About this exercise: Reproduce each line of the entries that carries "kind".

Entries from a dataset of interfaces
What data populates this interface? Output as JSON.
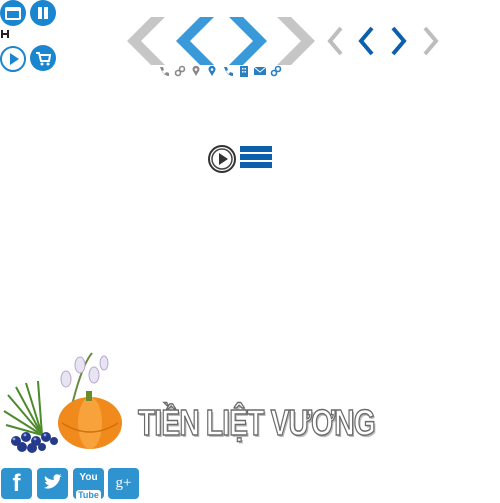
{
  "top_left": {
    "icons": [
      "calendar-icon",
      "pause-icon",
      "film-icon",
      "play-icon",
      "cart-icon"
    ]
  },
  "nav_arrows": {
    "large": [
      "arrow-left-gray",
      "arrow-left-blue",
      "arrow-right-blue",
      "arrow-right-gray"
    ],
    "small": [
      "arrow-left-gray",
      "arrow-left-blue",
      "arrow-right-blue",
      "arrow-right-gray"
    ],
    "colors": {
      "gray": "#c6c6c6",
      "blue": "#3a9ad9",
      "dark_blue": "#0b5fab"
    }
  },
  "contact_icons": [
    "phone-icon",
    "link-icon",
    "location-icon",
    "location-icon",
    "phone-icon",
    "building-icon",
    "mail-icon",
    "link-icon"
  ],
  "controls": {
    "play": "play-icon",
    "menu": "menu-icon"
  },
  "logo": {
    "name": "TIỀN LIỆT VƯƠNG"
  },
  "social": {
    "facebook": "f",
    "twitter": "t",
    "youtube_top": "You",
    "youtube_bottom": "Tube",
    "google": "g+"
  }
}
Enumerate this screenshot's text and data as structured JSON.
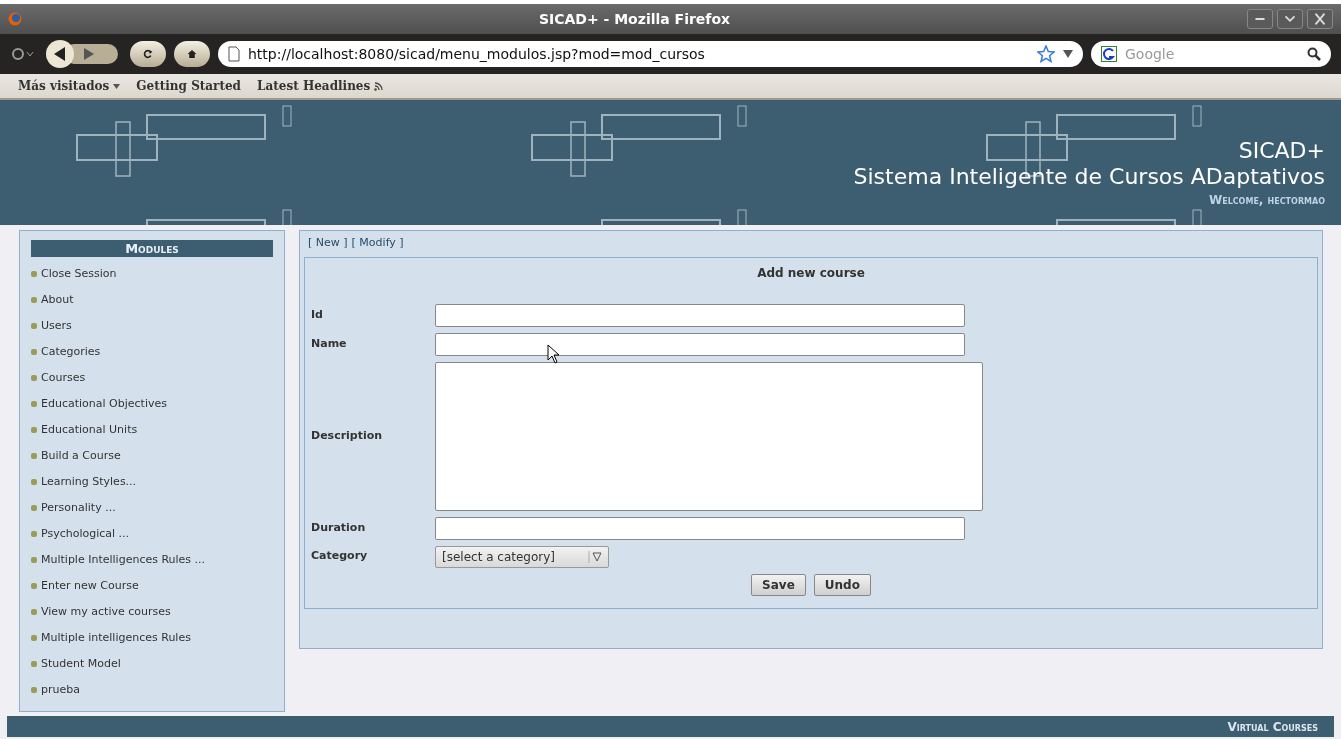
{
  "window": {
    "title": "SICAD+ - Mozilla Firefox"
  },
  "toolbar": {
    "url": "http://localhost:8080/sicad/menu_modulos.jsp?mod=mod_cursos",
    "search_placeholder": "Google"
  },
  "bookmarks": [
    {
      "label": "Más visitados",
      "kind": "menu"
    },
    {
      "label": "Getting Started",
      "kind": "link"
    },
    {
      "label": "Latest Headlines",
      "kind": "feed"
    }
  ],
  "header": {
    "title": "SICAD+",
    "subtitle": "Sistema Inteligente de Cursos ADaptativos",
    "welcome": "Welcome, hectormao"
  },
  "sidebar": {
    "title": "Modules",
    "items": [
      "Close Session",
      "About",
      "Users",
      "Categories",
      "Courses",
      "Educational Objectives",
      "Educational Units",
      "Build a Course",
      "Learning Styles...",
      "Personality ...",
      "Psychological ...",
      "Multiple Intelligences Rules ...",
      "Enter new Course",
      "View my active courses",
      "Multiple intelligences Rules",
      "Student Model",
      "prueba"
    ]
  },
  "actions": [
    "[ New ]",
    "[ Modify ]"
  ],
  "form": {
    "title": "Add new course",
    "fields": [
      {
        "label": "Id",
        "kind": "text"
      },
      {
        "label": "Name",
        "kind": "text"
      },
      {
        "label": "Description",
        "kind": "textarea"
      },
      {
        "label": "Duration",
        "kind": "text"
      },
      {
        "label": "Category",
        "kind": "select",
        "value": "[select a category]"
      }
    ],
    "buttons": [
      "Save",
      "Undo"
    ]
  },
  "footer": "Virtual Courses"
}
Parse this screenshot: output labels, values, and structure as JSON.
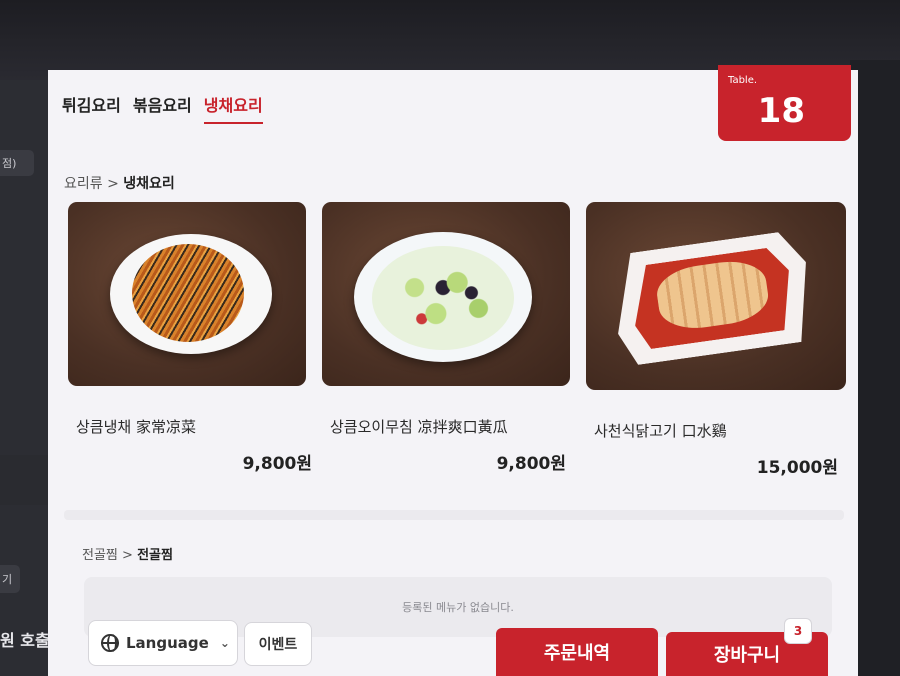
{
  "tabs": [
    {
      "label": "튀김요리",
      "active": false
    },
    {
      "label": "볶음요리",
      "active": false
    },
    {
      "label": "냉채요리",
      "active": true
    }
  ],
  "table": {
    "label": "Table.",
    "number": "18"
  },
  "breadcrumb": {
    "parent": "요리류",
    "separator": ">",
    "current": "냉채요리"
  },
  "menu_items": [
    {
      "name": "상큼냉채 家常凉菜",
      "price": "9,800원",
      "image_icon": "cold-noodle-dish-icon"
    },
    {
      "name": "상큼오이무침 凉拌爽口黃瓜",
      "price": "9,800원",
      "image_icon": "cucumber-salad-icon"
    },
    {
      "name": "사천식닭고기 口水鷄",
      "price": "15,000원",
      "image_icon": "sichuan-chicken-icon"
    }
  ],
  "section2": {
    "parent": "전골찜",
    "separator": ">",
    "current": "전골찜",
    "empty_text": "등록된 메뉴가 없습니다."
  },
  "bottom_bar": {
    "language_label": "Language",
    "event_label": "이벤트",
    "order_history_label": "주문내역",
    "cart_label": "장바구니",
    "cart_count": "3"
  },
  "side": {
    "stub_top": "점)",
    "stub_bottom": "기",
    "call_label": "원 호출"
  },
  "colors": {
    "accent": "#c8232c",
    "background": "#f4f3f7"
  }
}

Output for this task:
      "kind": "menu"
      "kind": "link"
      "kind": "feed"
        "kind": "text"
        "kind": "text"
        "kind": "textarea"
        "kind": "text"
        "kind": "select",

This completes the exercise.